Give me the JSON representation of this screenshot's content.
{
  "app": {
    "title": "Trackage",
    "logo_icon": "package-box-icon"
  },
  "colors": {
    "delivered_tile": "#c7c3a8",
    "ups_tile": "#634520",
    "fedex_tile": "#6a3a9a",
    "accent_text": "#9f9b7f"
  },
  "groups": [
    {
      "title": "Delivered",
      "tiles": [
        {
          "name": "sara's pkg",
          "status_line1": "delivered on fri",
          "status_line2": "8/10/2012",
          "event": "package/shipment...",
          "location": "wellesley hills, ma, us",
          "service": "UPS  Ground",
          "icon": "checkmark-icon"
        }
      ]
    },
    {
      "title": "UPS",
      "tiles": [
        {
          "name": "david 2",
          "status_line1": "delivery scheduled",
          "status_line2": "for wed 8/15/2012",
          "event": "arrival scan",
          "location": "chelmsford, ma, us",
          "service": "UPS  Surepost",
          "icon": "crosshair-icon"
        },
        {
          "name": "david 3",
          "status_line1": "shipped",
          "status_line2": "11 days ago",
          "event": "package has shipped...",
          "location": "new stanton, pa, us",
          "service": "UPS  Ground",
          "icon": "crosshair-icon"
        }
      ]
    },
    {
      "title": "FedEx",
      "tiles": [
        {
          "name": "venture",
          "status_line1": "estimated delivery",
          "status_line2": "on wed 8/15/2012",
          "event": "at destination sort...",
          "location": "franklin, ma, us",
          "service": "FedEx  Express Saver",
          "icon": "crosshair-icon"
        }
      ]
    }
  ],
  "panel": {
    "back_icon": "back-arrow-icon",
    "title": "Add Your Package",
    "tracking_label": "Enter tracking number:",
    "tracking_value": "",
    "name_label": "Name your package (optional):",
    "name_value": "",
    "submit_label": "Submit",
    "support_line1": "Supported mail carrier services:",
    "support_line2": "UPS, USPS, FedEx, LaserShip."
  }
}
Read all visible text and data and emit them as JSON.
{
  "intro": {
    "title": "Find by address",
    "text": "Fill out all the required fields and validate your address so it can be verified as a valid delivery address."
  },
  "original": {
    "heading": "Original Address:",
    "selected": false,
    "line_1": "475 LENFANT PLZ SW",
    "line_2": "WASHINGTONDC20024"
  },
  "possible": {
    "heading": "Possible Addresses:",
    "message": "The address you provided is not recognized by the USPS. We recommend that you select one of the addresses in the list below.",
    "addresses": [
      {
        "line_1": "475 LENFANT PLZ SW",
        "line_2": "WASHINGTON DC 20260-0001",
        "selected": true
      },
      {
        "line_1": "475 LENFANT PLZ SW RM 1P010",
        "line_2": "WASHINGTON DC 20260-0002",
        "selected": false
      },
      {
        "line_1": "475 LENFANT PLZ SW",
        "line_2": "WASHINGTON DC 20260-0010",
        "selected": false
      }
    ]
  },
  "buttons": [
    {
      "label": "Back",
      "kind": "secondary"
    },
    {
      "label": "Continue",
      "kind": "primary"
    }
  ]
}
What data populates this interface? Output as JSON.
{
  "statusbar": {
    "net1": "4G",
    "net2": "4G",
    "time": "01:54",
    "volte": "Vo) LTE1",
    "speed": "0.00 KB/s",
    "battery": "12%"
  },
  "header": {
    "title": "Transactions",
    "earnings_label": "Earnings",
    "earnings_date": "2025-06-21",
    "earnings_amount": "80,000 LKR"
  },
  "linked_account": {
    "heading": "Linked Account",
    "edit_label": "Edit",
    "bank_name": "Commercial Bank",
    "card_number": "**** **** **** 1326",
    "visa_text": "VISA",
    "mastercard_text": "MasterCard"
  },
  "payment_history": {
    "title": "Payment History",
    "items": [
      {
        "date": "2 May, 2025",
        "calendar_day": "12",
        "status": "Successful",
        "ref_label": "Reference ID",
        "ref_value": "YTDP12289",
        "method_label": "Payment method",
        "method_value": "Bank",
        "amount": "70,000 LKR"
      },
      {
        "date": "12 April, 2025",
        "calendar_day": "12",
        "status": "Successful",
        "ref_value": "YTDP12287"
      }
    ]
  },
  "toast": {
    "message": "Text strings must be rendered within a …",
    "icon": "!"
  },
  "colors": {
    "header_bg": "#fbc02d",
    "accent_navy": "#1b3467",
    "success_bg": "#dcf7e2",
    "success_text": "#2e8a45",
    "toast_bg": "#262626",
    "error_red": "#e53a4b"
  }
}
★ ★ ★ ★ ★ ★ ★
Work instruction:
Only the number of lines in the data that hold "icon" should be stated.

Exercise response:
7